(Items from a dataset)
######

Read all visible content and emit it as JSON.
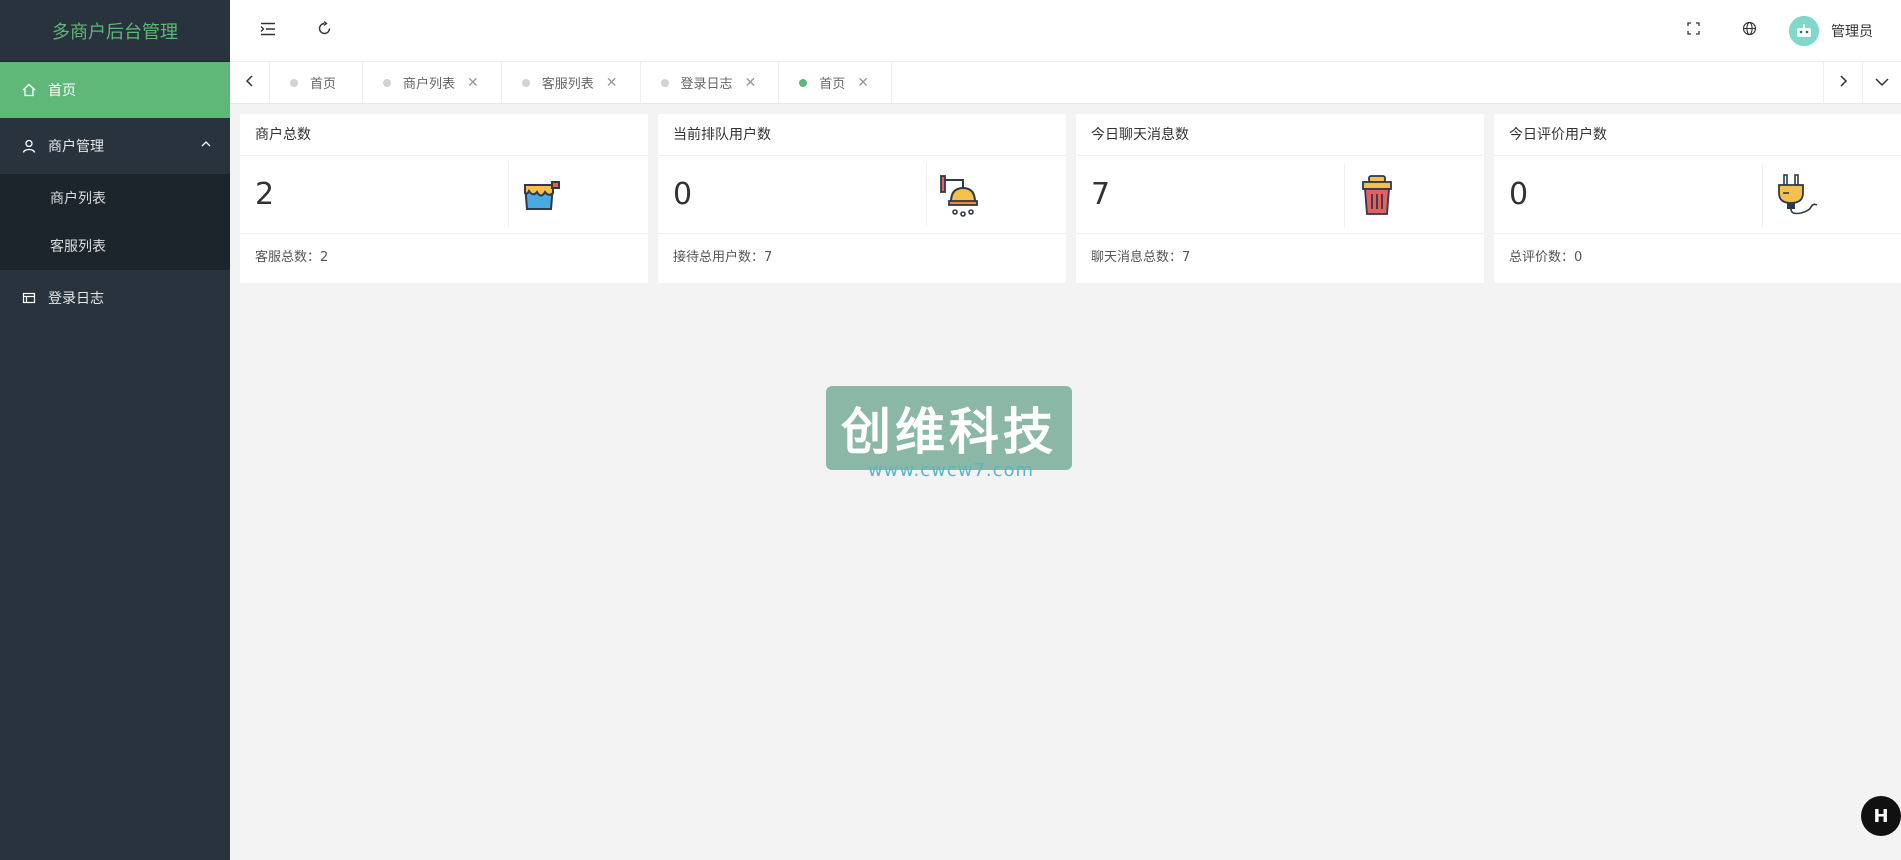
{
  "app": {
    "title": "多商户后台管理"
  },
  "sidebar": {
    "items": [
      {
        "label": "首页",
        "icon": "home-icon",
        "active": true
      },
      {
        "label": "商户管理",
        "icon": "user-icon",
        "expanded": true,
        "children": [
          {
            "label": "商户列表"
          },
          {
            "label": "客服列表"
          }
        ]
      },
      {
        "label": "登录日志",
        "icon": "log-icon"
      }
    ]
  },
  "header": {
    "icons": [
      "menu-fold-icon",
      "refresh-icon",
      "fullscreen-icon",
      "globe-icon"
    ],
    "user_name": "管理员"
  },
  "tabs": [
    {
      "label": "首页",
      "closable": false,
      "active": false
    },
    {
      "label": "商户列表",
      "closable": true,
      "active": false
    },
    {
      "label": "客服列表",
      "closable": true,
      "active": false
    },
    {
      "label": "登录日志",
      "closable": true,
      "active": false
    },
    {
      "label": "首页",
      "closable": true,
      "active": true
    }
  ],
  "cards": [
    {
      "title": "商户总数",
      "value": "2",
      "footer": "客服总数：2",
      "icon": "bucket-icon"
    },
    {
      "title": "当前排队用户数",
      "value": "0",
      "footer": "接待总用户数：7",
      "icon": "shower-icon"
    },
    {
      "title": "今日聊天消息数",
      "value": "7",
      "footer": "聊天消息总数：7",
      "icon": "trash-icon"
    },
    {
      "title": "今日评价用户数",
      "value": "0",
      "footer": "总评价数：0",
      "icon": "plug-icon"
    }
  ],
  "watermark": {
    "title": "创维科技",
    "url": "www.cwcw7.com"
  },
  "badge": {
    "label": "H"
  },
  "colors": {
    "accent": "#5fb878",
    "sidebar": "#28333e",
    "submenu": "#1c242c",
    "background": "#f3f3f3"
  }
}
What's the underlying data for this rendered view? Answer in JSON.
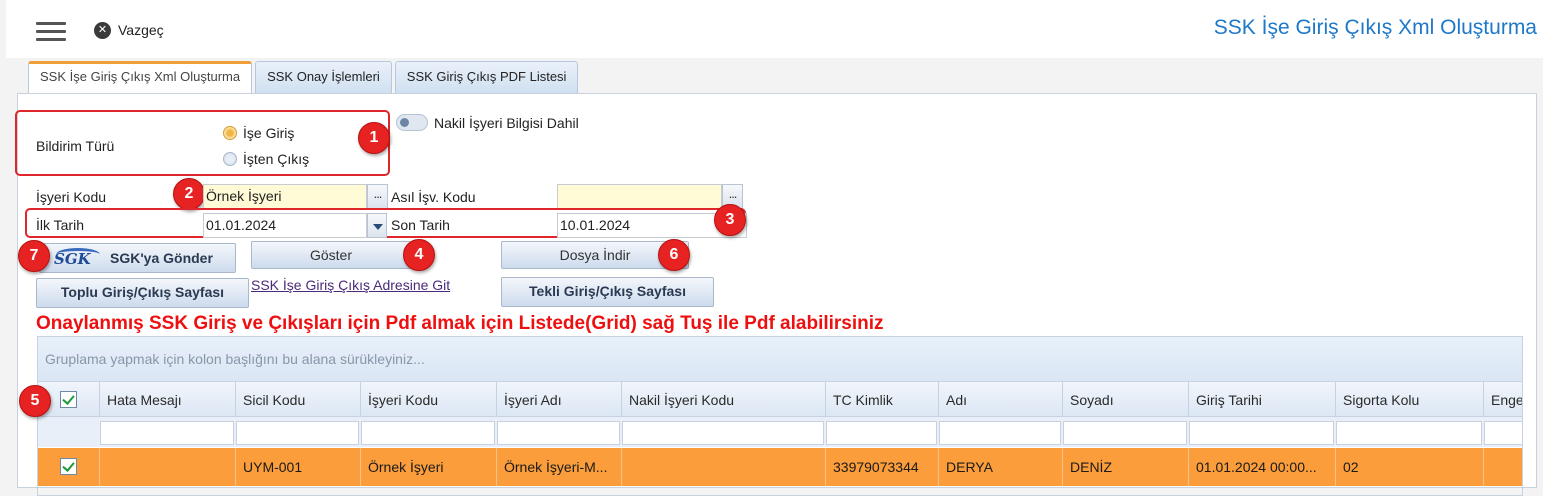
{
  "header": {
    "cancel_label": "Vazgeç",
    "app_title": "SSK İşe Giriş Çıkış Xml Oluşturma"
  },
  "tabs": [
    {
      "label": "SSK İşe Giriş Çıkış Xml Oluşturma",
      "active": true
    },
    {
      "label": "SSK Onay İşlemleri",
      "active": false
    },
    {
      "label": "SSK Giriş Çıkış PDF Listesi",
      "active": false
    }
  ],
  "form": {
    "bildirim_turu_label": "Bildirim Türü",
    "radio_options": [
      {
        "label": "İşe Giriş",
        "checked": true
      },
      {
        "label": "İşten Çıkış",
        "checked": false
      }
    ],
    "nakil_toggle_label": "Nakil İşyeri Bilgisi Dahil",
    "isyeri_kodu_label": "İşyeri Kodu",
    "isyeri_kodu_value": "Örnek İşyeri",
    "asil_isv_kodu_label": "Asıl İşv. Kodu",
    "asil_isv_kodu_value": "",
    "ilk_tarih_label": "İlk Tarih",
    "ilk_tarih_value": "01.01.2024",
    "son_tarih_label": "Son Tarih",
    "son_tarih_value": "10.01.2024",
    "dots_symbol": "..."
  },
  "buttons": {
    "sgk_logo_text": "SGK",
    "sgk_gonder": "SGK'ya Gönder",
    "goster": "Göster",
    "dosya_indir": "Dosya İndir",
    "toplu_sayfa": "Toplu Giriş/Çıkış Sayfası",
    "tekli_sayfa": "Tekli Giriş/Çıkış Sayfası",
    "adres_link": "SSK İşe Giriş Çıkış Adresine Git"
  },
  "badges": [
    "1",
    "2",
    "3",
    "4",
    "5",
    "6",
    "7"
  ],
  "warning_text": "Onaylanmış SSK Giriş ve Çıkışları için Pdf almak için Listede(Grid) sağ Tuş ile Pdf alabilirsiniz",
  "grid": {
    "group_placeholder": "Gruplama yapmak için kolon başlığını bu alana sürükleyiniz...",
    "columns": [
      "Hata Mesajı",
      "Sicil Kodu",
      "İşyeri Kodu",
      "İşyeri Adı",
      "Nakil İşyeri Kodu",
      "TC Kimlik",
      "Adı",
      "Soyadı",
      "Giriş Tarihi",
      "Sigorta Kolu",
      "Enge"
    ],
    "rows": [
      [
        "",
        "UYM-001",
        "Örnek İşyeri",
        "Örnek İşyeri-M...",
        "",
        "33979073344",
        "DERYA",
        "DENİZ",
        "01.01.2024 00:00...",
        "02",
        ""
      ]
    ]
  },
  "colors": {
    "accent_blue": "#1e78c8",
    "badge_red": "#e62222",
    "selected_row": "#fb9d3b",
    "tab_active_border": "#f0a038"
  }
}
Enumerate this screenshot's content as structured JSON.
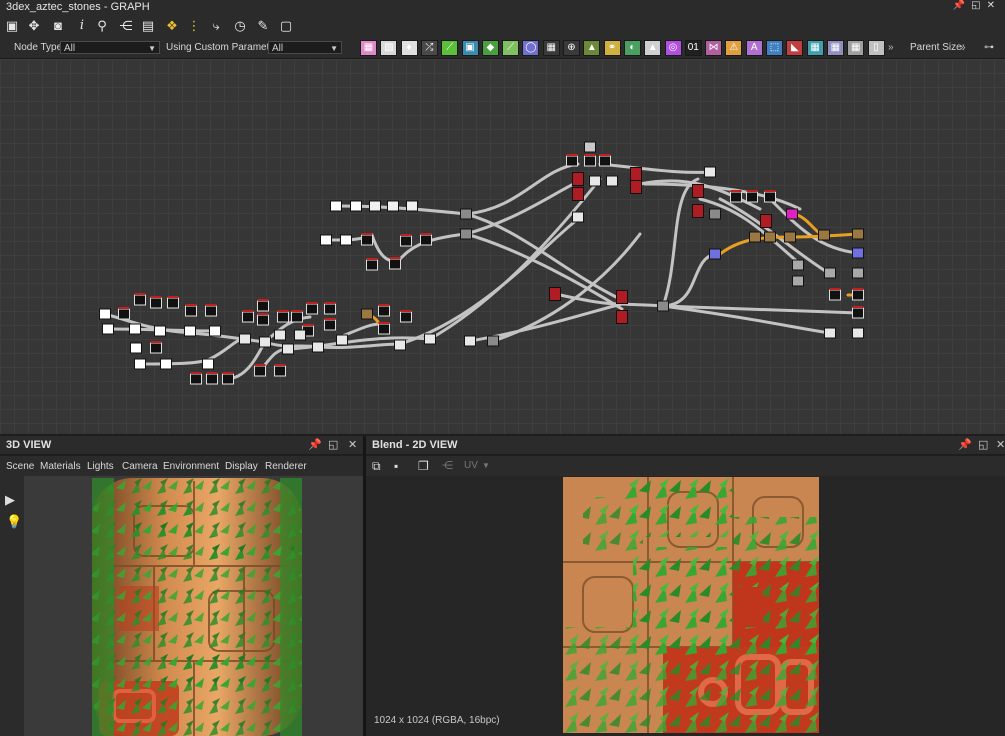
{
  "graph_panel": {
    "title": "3dex_aztec_stones - GRAPH",
    "filter": {
      "node_type_label": "Node Type",
      "node_type_value": "All",
      "custom_params_label": "Using Custom Parameters",
      "custom_params_value": "All",
      "parent_size_label": "Parent Size:"
    },
    "toolbar_icons": [
      "frame-icon",
      "move-icon",
      "screenshot-icon",
      "info-icon",
      "search-icon",
      "share-icon",
      "table-icon",
      "python-icon",
      "graph-icon",
      "flow-icon",
      "timer-icon",
      "tools-icon",
      "export-icon"
    ],
    "node_palette_icons": [
      "image-icon",
      "grayscale-icon",
      "drop-icon",
      "shuffle-icon",
      "curve-icon",
      "blur-icon",
      "droplet-icon",
      "gradient-icon",
      "circle-icon",
      "tile-icon",
      "warp-icon",
      "levels-icon",
      "blend-icon",
      "pie-icon",
      "histogram-icon",
      "hue-icon",
      "text-icon",
      "bool-icon",
      "warning-icon",
      "letter-a-icon",
      "frame-select-icon",
      "paint-icon",
      "uv-icon",
      "transform-icon",
      "emboss-icon",
      "split-icon"
    ]
  },
  "view3d": {
    "title": "3D VIEW",
    "menu": [
      "Scene",
      "Materials",
      "Lights",
      "Camera",
      "Environment",
      "Display",
      "Renderer"
    ]
  },
  "view2d": {
    "title": "Blend - 2D VIEW",
    "uv_label": "UV",
    "status": "1024 x 1024 (RGBA, 16bpc)"
  },
  "colors": {
    "panel": "#2b2b2b",
    "graph_bg": "#363636",
    "link": "#d6d6d6",
    "link_active": "#f0a020",
    "node_red": "#b01c24",
    "node_magenta": "#e020c0",
    "node_blue": "#7070e0"
  }
}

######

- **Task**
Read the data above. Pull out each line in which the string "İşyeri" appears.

- **Solution to this problem**
    "nakil_toggle_label": "Nakil İşyeri Bilgisi Dahil",
    "isyeri_kodu_label": "İşyeri Kodu",
    "isyeri_kodu_value": "Örnek İşyeri",
      "İşyeri Kodu",
      "İşyeri Adı",
      "Nakil İşyeri Kodu",
        "Örnek İşyeri",
        "Örnek İşyeri-M...",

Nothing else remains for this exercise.